For users who intend to casually game on the Shield TV, testers found the experience satisfying for the most part. Reviewers from CNET, PC Centric and Linus Tech Tips gave the device a go, and they were able to enjoy games like Rise of the Tomb Raider, Untitled Goose Game and Just Cause without latency issues. However, to optimize your gaming experience, they all recommend using an ethernet cable, as the Wi-Fi can be a bit dodgy depending on your home network setup.
“As the now , the Shield TV is one of the ‘cheapest’ ways to get PC games from Steam to your TV screen. Yes, the Shield TV costs more than most competitors, and the price is tough to justify for ‘just a streamer,’ but once again geeks and gamers will find plenty of reasons to splurge.” –CNET
Currently, there are two versions of the Shield TV: the regular and the Pro. As noted by Linus Tech Tips, the upgraded version is almost identical to the standard device but one-ups the regular Shield by offering Advanced Android Gaming. With this feature, players can enjoy some popular AAA titles (including the GeForce Now library). If you’re hoping to play competitive games, the NVIDIA Shield TV Pro is more attuned to your needs.
Consensus: Universally Positive (10/10 Positive)
Enhanced AI-Upscaling is one of the NVIDIA Shield TV’s biggest selling points for the reviews we consulted. While more traditional methods of upscaling HD content to 4K simply blow up the image, the Shield TV uses intelligent machine learning to add extra detail and color to the picture during upscale.

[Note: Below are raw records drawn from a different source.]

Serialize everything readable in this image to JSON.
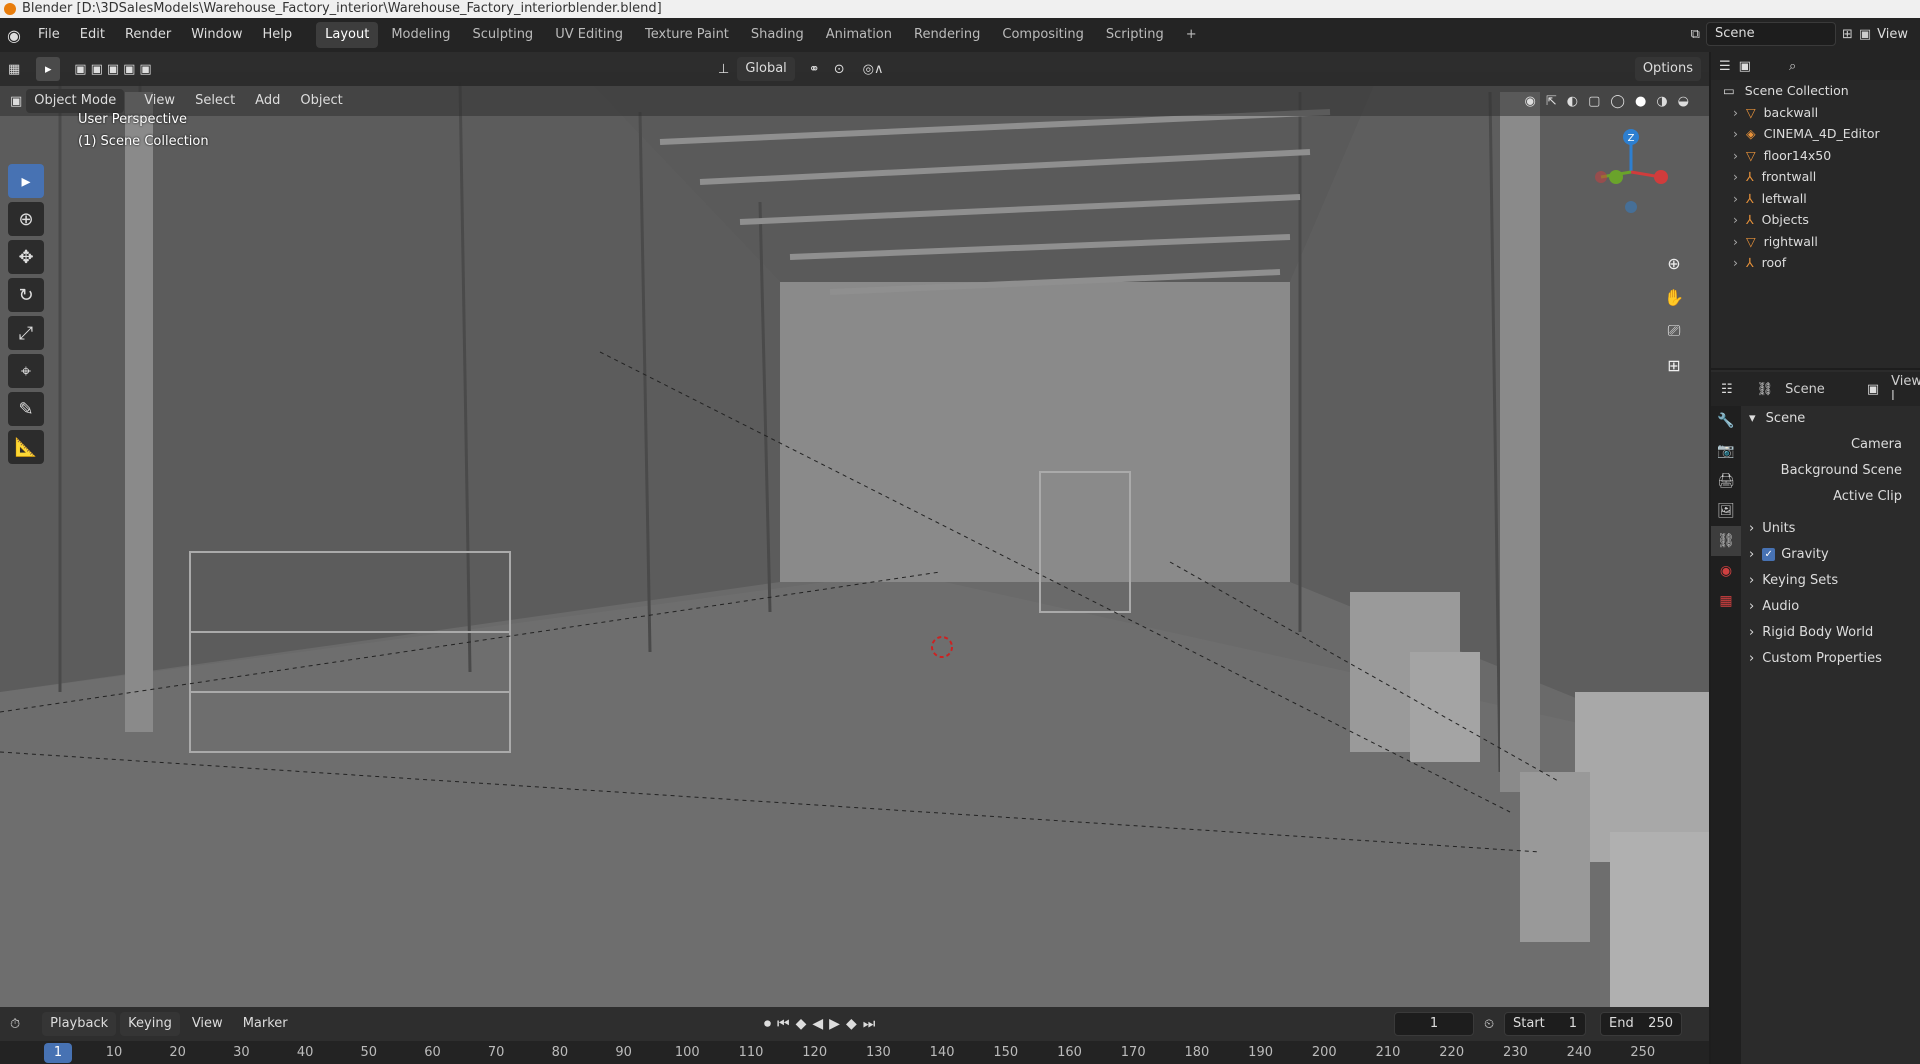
{
  "window": {
    "title": "Blender [D:\\3DSalesModels\\Warehouse_Factory_interior\\Warehouse_Factory_interiorblender.blend]"
  },
  "menu": [
    "File",
    "Edit",
    "Render",
    "Window",
    "Help"
  ],
  "workspaces": [
    "Layout",
    "Modeling",
    "Sculpting",
    "UV Editing",
    "Texture Paint",
    "Shading",
    "Animation",
    "Rendering",
    "Compositing",
    "Scripting",
    "+"
  ],
  "active_workspace": "Layout",
  "scene_selector": {
    "scene": "Scene",
    "view_layer": "View"
  },
  "viewport_header": {
    "mode": "Object Mode",
    "menus": [
      "View",
      "Select",
      "Add",
      "Object"
    ],
    "orientation": "Global",
    "options": "Options"
  },
  "overlay": {
    "perspective": "User Perspective",
    "collection": "(1) Scene Collection"
  },
  "gizmo": {
    "z": "Z"
  },
  "colors": {
    "accent": "#4772b3",
    "bg": "#636363",
    "panel": "#2b2b2b"
  },
  "outliner": {
    "root": "Scene Collection",
    "items": [
      {
        "name": "backwall",
        "icon": "triangle-mesh-icon"
      },
      {
        "name": "CINEMA_4D_Editor",
        "icon": "material-icon"
      },
      {
        "name": "floor14x50",
        "icon": "triangle-mesh-icon"
      },
      {
        "name": "frontwall",
        "icon": "empty-icon"
      },
      {
        "name": "leftwall",
        "icon": "empty-icon"
      },
      {
        "name": "Objects",
        "icon": "empty-icon"
      },
      {
        "name": "rightwall",
        "icon": "triangle-mesh-icon"
      },
      {
        "name": "roof",
        "icon": "empty-icon"
      }
    ]
  },
  "properties": {
    "header_scene": "Scene",
    "header_view": "View l",
    "section": "Scene",
    "fields": [
      "Camera",
      "Background Scene",
      "Active Clip"
    ],
    "panels": [
      {
        "label": "Units",
        "checkbox": false
      },
      {
        "label": "Gravity",
        "checkbox": true
      },
      {
        "label": "Keying Sets",
        "checkbox": false
      },
      {
        "label": "Audio",
        "checkbox": false
      },
      {
        "label": "Rigid Body World",
        "checkbox": false
      },
      {
        "label": "Custom Properties",
        "checkbox": false
      }
    ]
  },
  "timeline": {
    "menus": [
      "Playback",
      "Keying",
      "View",
      "Marker"
    ],
    "current_frame": "1",
    "start_label": "Start",
    "start": "1",
    "end_label": "End",
    "end": "250",
    "ruler_current": "1",
    "ruler": [
      "10",
      "20",
      "30",
      "40",
      "50",
      "60",
      "70",
      "80",
      "90",
      "100",
      "110",
      "120",
      "130",
      "140",
      "150",
      "160",
      "170",
      "180",
      "190",
      "200",
      "210",
      "220",
      "230",
      "240",
      "250"
    ]
  }
}
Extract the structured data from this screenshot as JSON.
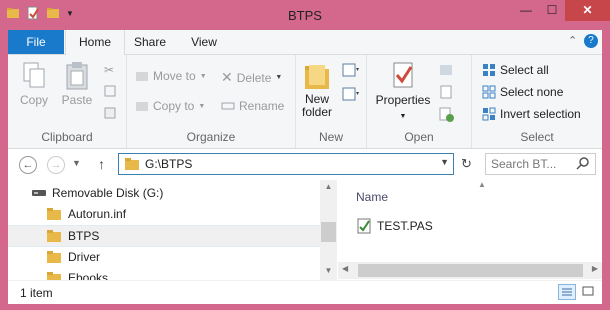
{
  "window": {
    "title": "BTPS",
    "minimize_glyph": "—",
    "maximize_glyph": "☐",
    "close_glyph": "✕"
  },
  "ribbon_tabs": [
    "File",
    "Home",
    "Share",
    "View"
  ],
  "ribbon": {
    "clipboard": {
      "copy": "Copy",
      "paste": "Paste",
      "label": "Clipboard"
    },
    "organize": {
      "move_to": "Move to",
      "copy_to": "Copy to",
      "delete": "Delete",
      "rename": "Rename",
      "label": "Organize"
    },
    "new": {
      "new_folder_line1": "New",
      "new_folder_line2": "folder",
      "label": "New"
    },
    "open": {
      "properties": "Properties",
      "label": "Open"
    },
    "select": {
      "select_all": "Select all",
      "select_none": "Select none",
      "invert": "Invert selection",
      "label": "Select"
    }
  },
  "address": {
    "path": "G:\\BTPS"
  },
  "search": {
    "placeholder": "Search BT..."
  },
  "tree": {
    "root": "Removable Disk (G:)",
    "items": [
      "Autorun.inf",
      "BTPS",
      "Driver",
      "Ebooks"
    ],
    "selected_index": 1
  },
  "files": {
    "column_name": "Name",
    "items": [
      "TEST.PAS"
    ]
  },
  "status": {
    "text": "1 item"
  },
  "colors": {
    "accent": "#1979ca",
    "frame": "#d4688c",
    "close": "#c7464a",
    "folder": "#e8b948"
  }
}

While reviewers admit results vary based on what movie or show you’re watching, many critics took enjoyment in running their HD media libraries through this feature.
“One of the most impressive features here on the NVIDIA Shield TV (2019) is the active up-scaling … it does it better than any other upscale I have ever seen.” –Tech Spurt
Like the Shield TV’s interface, AI-upscaling offers several options for customization. You can set how aggressive you want the feature to be or you can turn it off altogether. Tom’s Guide, “found it worked pretty well, although it did occasionally change a picture’s color for no real reason (a red sign became orange in Spider-Man: Into the Spider-Verse, albeit with sharper text).”
“NVIDIA’s done a really cool thing here. They’ve left in some of their internal tools that you can use when you buy this to see the difference. You can see it side by side. They got a cool little swiper thing or you can just turn it off and on. So you can switch it between the basic upscaling and the enhanced AI upscaling to really see the difference there. It’s pretty neat!” – Modern Dad
Reviewers like Tech Spurt also briefly touched upon the Shield TV’s compatibility with Google Assistant and Alexa. In their vlog, they gave an example of how to use the device to do things like dim the lights. So if you have a smart home linked to these virtual assistants, the Shield TV is another medium for access.
How to Find the Best Deals on NVIDIA Shield TV
Unfortunately, there are no current sales for the NVIDIA Shield TV and its Pro version. Due to the mass stay-at-home order enacted in 2020, there has been more demand than ever for the device and actually finding one in stock may take a stroke of luck. But have faith, the deals do come around.
Since the beginning of this year, the NVIDIA Shield TV has seen discounts pretty frequently with a deal surfacing about once a month from retailers like Best Buy, Walmart and B&H Photo Video. However, the increased demand for this product doesn’t translate to deep mark-downs with sale prices settling around $125 to $130. If you are interested in the NVIDIA Shield TV Pro, discounts pop up a bit less often and the lowest we’ve seen so far is about $180.
For the time being, you can set up a Deal Alert and hopefully nab one during its next round of discounts.
- The Guardian
- PC Centric
- Tom’s Guide
- Home Theater Review
- Linus Tech Tips
- Tech Spurt
- Modern Dad